After that it was just a matter of finishing the armholes, adding and tacking the facings and sewing on the buttons. I was so excited to be in the home stretch on this one. I knew from using Millie that it was going to fit, but I really wanted to see how it looked on me, and that was next to impossible to know for sure without those buttons.

I catchstiched all of my facings, which was another first for me. I’ve never used that stitch before. I also bound all of my seams with bias… it’s a slightly different shade of brown that my fabric, but it’s on the inside and no one should notice.

I’m sure your all eager to see the finished capelet by now. So thanks for sticking around through this long and picture heavy post! You’re undoubtedly the best readers around!

Here she is in all of her glory. I feel like calling her Clara because I feel like this is something Clara Bow would have worn and loved. It’s just the right amount of glamour and sophistication.

Picture credit to silentsaregolden.com

I chose large brown wooden buttons with a filigree pattern jigsawed out of the center. I searched for days for the right buttons and I’m so pleased with these.

So there you have it! My completed Decades of Style 1930’s Capelet! Now she needs a skirt…

Look for this make in the near future… but not so near future. I’m leaving on Friday with my two little ones to get on a jet plane and fly home to Sunny Florida!! We’ll be gone for 17 days and it will be a much needed vacation from work and the cold dreary Ohio spring.

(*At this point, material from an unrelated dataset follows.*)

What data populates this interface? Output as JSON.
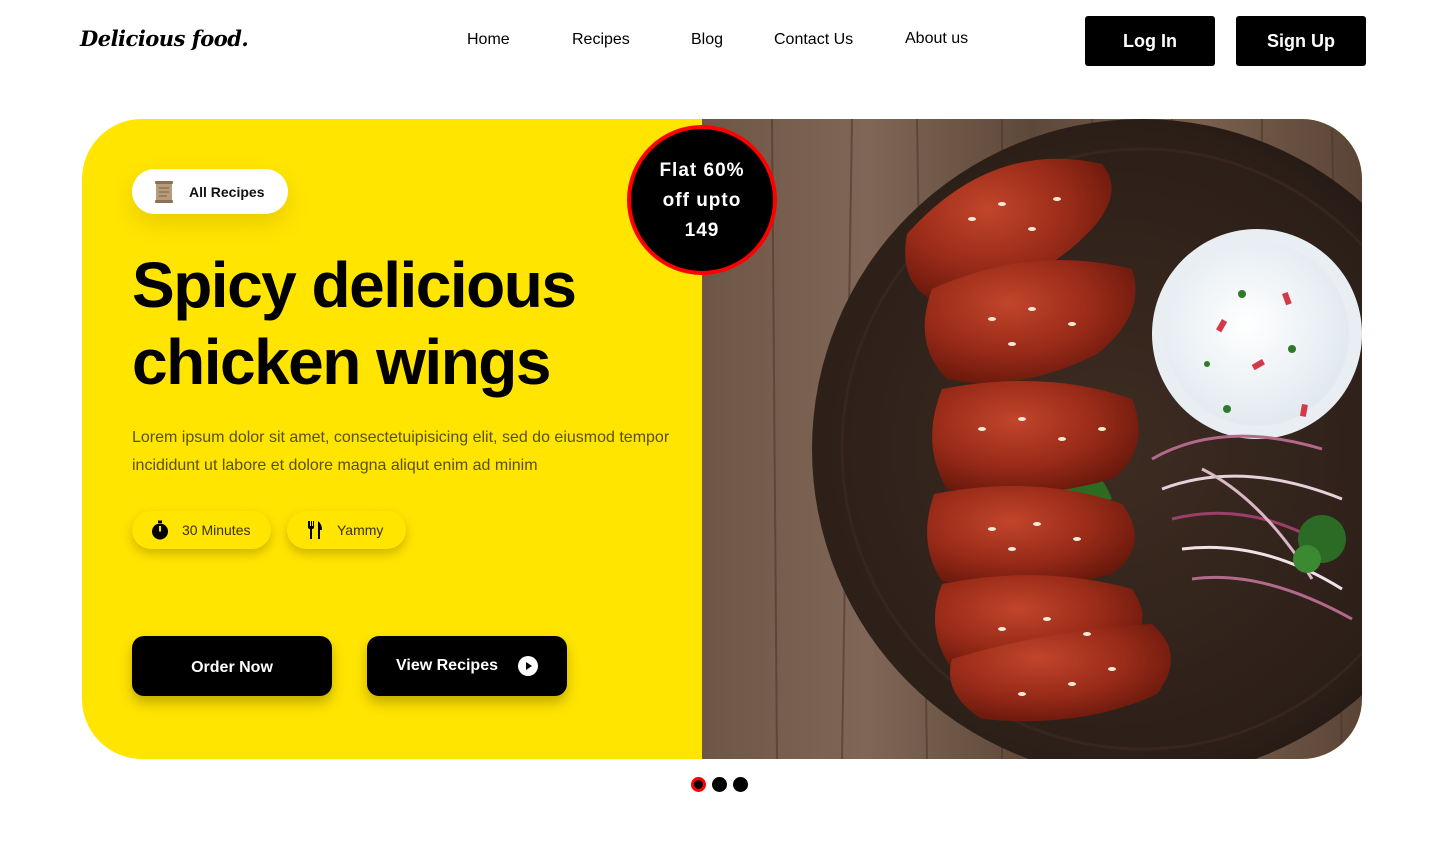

See you all when I get back! There may be an update or two during the time I’m gone, I am taking my laptop, but there may not be if we get too busy having fun. So don’t despair if you don’t see me. I will be back!

Much love to you all!!

~MissKacySews

www.shessewbettie.blogspot.com

    1. Thank you so much! This was my first go round with bound buttonholes and hopefully my next attempt will go much smoother!!

  1. What a lovely capelet!
    I think you did a great job. Bound buttonholes are tricky, even more when your fabric has a noticeable pattern and yet more when they’re at an angle… So: Great work there.

    I really like this style. I’ve seen capelets like this in vintage magazine from the 1930’s to the early 1950’s and I think they are so elegant… but I haven’t tried to make my own yet. There is one thing I’ve been wondering though: How was the back constructed? In your pictures, I can see the back cape hanging free. I also see that there is a front bodice under those diagonal lines where the cape is attached. Is there a back bodice as well, which connects to the front bodice under the cape?

    1. Thank you so much!! There is a back bodice as well! I didn’t realize that I hadn’t really gotten any shots of that. Perhaps I’ll put together a follow up post! Basically its a whole bodice and then the cape is attached on top of it. The cape is completely free except for where it is attached to the front and the facings.

  2. My eye went immediately to the bound buttonholes on the first picture, thinking: wow they give the front such a great upward movement to the neckline; how on earth did she do that? Almost sad to see them covered by buttons 😉

Leave a Reply

Your email address will not be published.